### TASK ITEM:
Which lines in the data below contain the word "longer"? Pull each of them out.
+++
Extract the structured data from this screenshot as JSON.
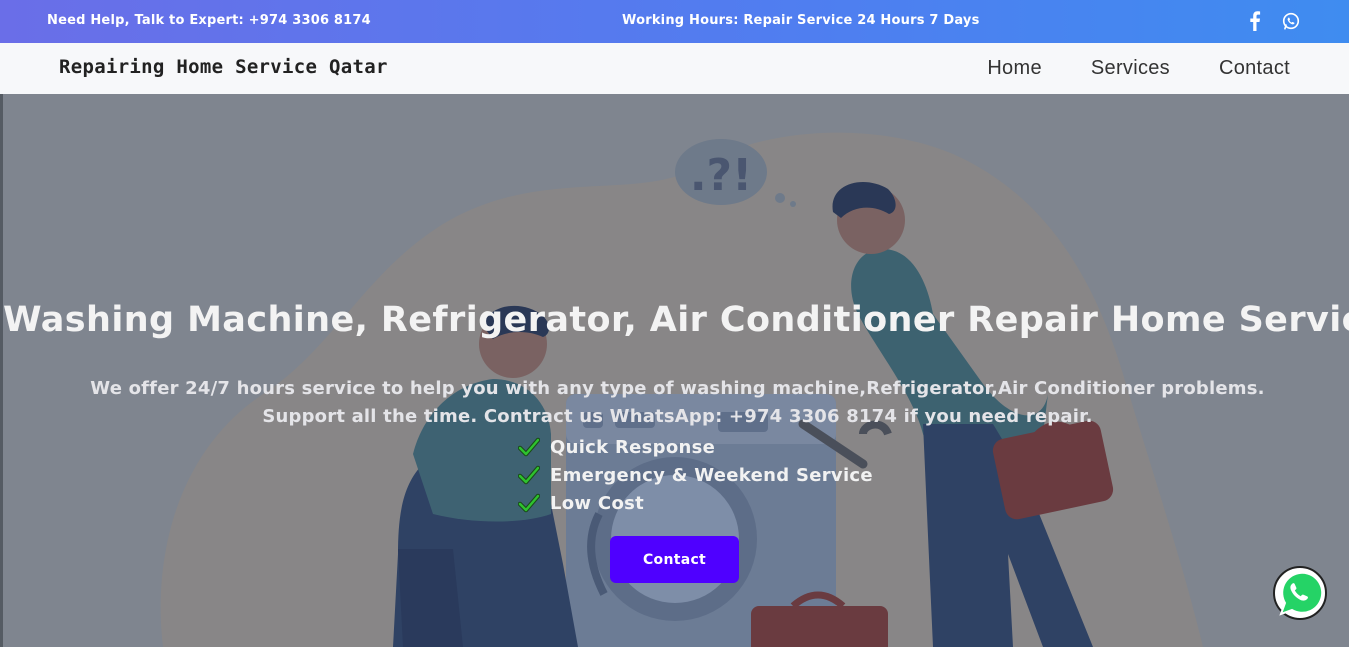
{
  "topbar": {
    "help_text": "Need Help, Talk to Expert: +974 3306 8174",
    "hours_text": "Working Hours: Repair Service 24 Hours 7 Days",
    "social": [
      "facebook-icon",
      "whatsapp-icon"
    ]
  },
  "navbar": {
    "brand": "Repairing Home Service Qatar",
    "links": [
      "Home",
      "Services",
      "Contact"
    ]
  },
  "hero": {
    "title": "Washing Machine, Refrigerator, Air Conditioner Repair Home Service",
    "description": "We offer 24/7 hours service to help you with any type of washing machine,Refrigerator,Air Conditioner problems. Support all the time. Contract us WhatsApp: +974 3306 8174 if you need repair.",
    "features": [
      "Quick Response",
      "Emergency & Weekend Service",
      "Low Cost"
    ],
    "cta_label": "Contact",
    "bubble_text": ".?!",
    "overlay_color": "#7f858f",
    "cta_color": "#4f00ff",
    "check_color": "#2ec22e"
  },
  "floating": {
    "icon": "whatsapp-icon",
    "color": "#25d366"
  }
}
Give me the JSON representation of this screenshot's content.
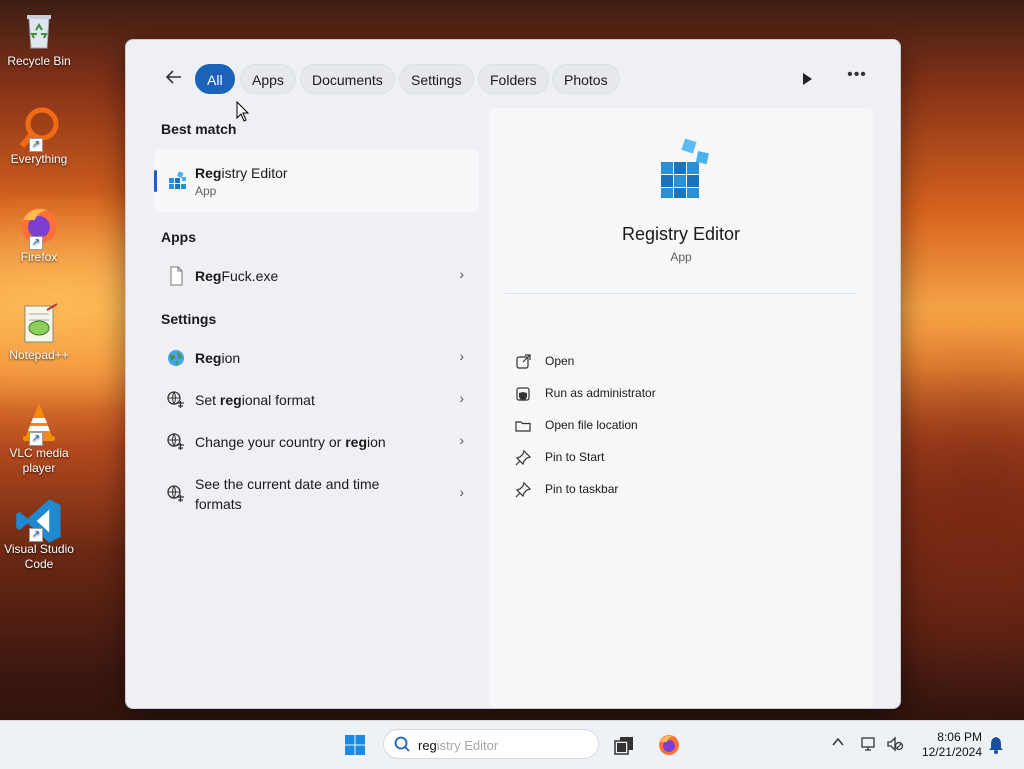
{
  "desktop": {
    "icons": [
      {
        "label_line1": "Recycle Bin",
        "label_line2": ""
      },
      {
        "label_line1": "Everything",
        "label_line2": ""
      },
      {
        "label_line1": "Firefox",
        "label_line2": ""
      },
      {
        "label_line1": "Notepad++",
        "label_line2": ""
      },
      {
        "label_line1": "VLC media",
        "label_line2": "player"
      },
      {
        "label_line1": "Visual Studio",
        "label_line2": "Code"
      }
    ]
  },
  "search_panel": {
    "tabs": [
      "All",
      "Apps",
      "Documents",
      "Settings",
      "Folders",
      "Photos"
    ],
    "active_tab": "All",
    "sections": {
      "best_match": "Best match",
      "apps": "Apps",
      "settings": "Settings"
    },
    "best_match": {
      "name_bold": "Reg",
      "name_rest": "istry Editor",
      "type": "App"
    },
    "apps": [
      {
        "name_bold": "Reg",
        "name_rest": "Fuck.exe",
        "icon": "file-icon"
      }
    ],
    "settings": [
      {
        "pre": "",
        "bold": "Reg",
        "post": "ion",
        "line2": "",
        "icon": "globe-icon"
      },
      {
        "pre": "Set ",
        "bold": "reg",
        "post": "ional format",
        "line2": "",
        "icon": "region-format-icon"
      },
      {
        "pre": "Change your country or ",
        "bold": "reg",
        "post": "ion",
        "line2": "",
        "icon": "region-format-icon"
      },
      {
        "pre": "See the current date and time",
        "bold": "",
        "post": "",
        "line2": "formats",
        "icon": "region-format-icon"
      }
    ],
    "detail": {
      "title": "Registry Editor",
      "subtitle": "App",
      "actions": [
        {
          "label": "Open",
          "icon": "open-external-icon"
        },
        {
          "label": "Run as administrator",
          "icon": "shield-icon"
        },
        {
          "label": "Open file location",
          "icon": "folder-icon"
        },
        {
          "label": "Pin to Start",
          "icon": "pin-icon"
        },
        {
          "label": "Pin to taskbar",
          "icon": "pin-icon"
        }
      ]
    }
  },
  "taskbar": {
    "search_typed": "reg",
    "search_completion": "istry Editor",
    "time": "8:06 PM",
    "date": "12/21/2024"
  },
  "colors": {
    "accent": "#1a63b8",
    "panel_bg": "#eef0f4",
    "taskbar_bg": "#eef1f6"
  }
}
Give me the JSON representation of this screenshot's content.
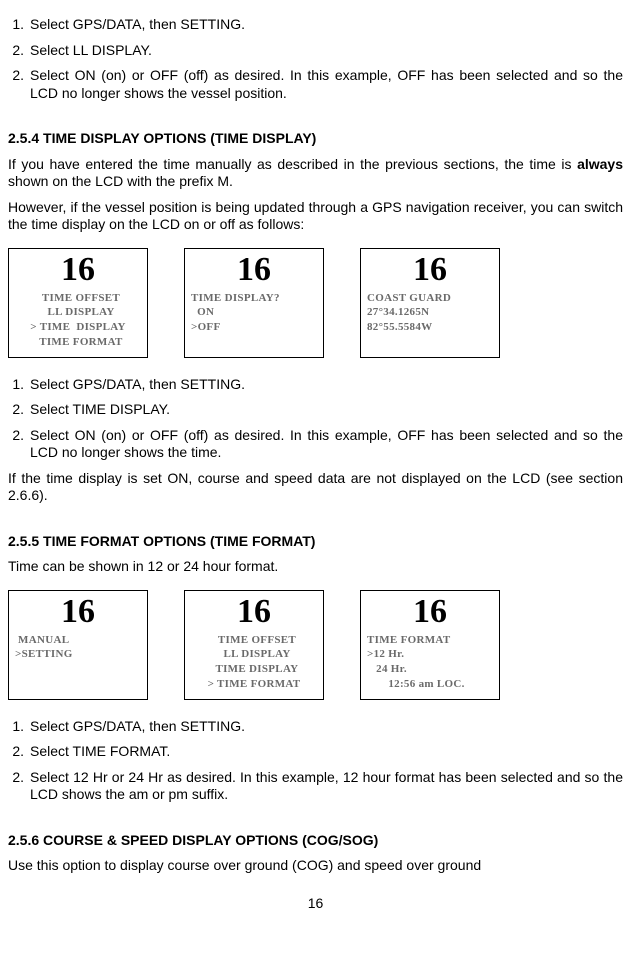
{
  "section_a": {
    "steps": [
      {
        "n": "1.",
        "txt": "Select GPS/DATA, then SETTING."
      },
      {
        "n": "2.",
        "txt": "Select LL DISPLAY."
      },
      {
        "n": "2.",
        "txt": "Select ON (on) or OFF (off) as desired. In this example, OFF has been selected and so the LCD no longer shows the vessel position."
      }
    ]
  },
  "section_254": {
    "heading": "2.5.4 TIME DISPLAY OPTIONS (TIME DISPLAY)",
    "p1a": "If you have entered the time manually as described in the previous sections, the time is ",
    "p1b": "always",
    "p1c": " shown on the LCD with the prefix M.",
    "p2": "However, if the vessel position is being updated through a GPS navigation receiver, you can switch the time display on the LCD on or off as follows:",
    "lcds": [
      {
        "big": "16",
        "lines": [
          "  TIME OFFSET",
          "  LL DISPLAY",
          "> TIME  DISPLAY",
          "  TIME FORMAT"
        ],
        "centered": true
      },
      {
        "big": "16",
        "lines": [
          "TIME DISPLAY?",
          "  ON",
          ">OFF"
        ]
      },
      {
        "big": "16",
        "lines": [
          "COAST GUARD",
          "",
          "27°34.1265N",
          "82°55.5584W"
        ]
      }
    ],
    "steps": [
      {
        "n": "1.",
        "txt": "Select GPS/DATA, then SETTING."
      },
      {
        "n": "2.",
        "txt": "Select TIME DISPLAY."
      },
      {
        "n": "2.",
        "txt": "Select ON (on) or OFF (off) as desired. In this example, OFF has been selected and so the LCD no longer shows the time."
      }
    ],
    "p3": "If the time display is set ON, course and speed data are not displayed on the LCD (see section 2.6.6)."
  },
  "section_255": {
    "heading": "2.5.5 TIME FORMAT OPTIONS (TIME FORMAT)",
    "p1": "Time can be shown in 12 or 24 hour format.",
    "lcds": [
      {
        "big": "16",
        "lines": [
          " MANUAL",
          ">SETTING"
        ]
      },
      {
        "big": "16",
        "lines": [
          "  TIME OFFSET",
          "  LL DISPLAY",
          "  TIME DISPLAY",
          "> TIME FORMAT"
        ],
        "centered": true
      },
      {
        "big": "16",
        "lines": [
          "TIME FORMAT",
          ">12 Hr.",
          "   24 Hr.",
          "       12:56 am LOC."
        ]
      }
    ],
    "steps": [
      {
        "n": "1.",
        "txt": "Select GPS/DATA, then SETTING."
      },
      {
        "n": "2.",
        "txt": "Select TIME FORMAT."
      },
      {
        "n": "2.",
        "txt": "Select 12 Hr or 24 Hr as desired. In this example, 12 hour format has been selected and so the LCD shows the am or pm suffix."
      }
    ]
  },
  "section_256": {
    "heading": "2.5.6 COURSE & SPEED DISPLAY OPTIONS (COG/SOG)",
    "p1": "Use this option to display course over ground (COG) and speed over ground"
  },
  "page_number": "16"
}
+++
### RESPONSE AREA:
        "txt": "Select ON (on) or OFF (off) as desired. In this example, OFF has been selected and so the LCD no longer shows the vessel position."
        "txt": "Select ON (on) or OFF (off) as desired. In this example, OFF has been selected and so the LCD no longer shows the time."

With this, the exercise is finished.